YOUR ASSIGNMENT. Search the listing below, and show each line that includes the word "icon".

DATA.

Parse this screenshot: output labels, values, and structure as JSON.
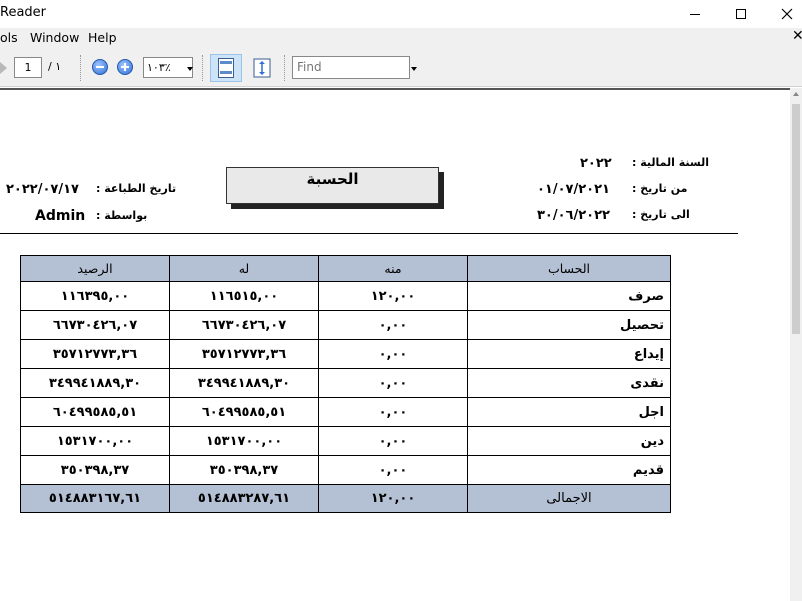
{
  "window": {
    "title": "Reader",
    "controls": {
      "min_icon": "minimize-icon",
      "max_icon": "maximize-icon",
      "close_icon": "close-icon",
      "close_glyph": "✕"
    }
  },
  "menu": {
    "items": [
      "ols",
      "Window",
      "Help"
    ],
    "doc_close_glyph": "✕"
  },
  "toolbar": {
    "page_value": "1",
    "page_total": "/ ١",
    "zoom_value": "١٠٣٪",
    "find_placeholder": "Find"
  },
  "report": {
    "title": "الحسبة",
    "fiscal_year_label": "السنة المالية :",
    "fiscal_year_value": "٢٠٢٢",
    "from_label": "من تاريخ :",
    "from_value": "٠١/٠٧/٢٠٢١",
    "to_label": "الى تاريخ :",
    "to_value": "٣٠/٠٦/٢٠٢٢",
    "print_date_label": "تاريخ الطباعة :",
    "print_date_value": "٢٠٢٢/٠٧/١٧",
    "by_label": "بواسطة :",
    "by_value": "Admin",
    "table": {
      "headers": [
        "الحساب",
        "منه",
        "له",
        "الرصيد"
      ],
      "rows": [
        [
          "صرف",
          "١٢٠,٠٠",
          "١١٦٥١٥,٠٠",
          "١١٦٣٩٥,٠٠"
        ],
        [
          "تحصيل",
          "٠,٠٠",
          "٦٦٧٣٠٤٢٦,٠٧",
          "٦٦٧٣٠٤٢٦,٠٧"
        ],
        [
          "إيداع",
          "٠,٠٠",
          "٣٥٧١٢٧٧٣,٣٦",
          "٣٥٧١٢٧٧٣,٣٦"
        ],
        [
          "نقدى",
          "٠,٠٠",
          "٣٤٩٩٤١٨٨٩,٣٠",
          "٣٤٩٩٤١٨٨٩,٣٠"
        ],
        [
          "اجل",
          "٠,٠٠",
          "٦٠٤٩٩٥٨٥,٥١",
          "٦٠٤٩٩٥٨٥,٥١"
        ],
        [
          "دين",
          "٠,٠٠",
          "١٥٣١٧٠٠,٠٠",
          "١٥٣١٧٠٠,٠٠"
        ],
        [
          "قديم",
          "٠,٠٠",
          "٣٥٠٣٩٨,٣٧",
          "٣٥٠٣٩٨,٣٧"
        ]
      ],
      "total": [
        "الاجمالى",
        "١٢٠,٠٠",
        "٥١٤٨٨٣٢٨٧,٦١",
        "٥١٤٨٨٣١٦٧,٦١"
      ]
    }
  },
  "colors": {
    "table_header_bg": "#b4c0d3",
    "title_box_bg": "#e9e9e9"
  }
}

YOUR RESPONSE.
      "min_icon": "minimize-icon",
      "max_icon": "maximize-icon",
      "close_icon": "close-icon",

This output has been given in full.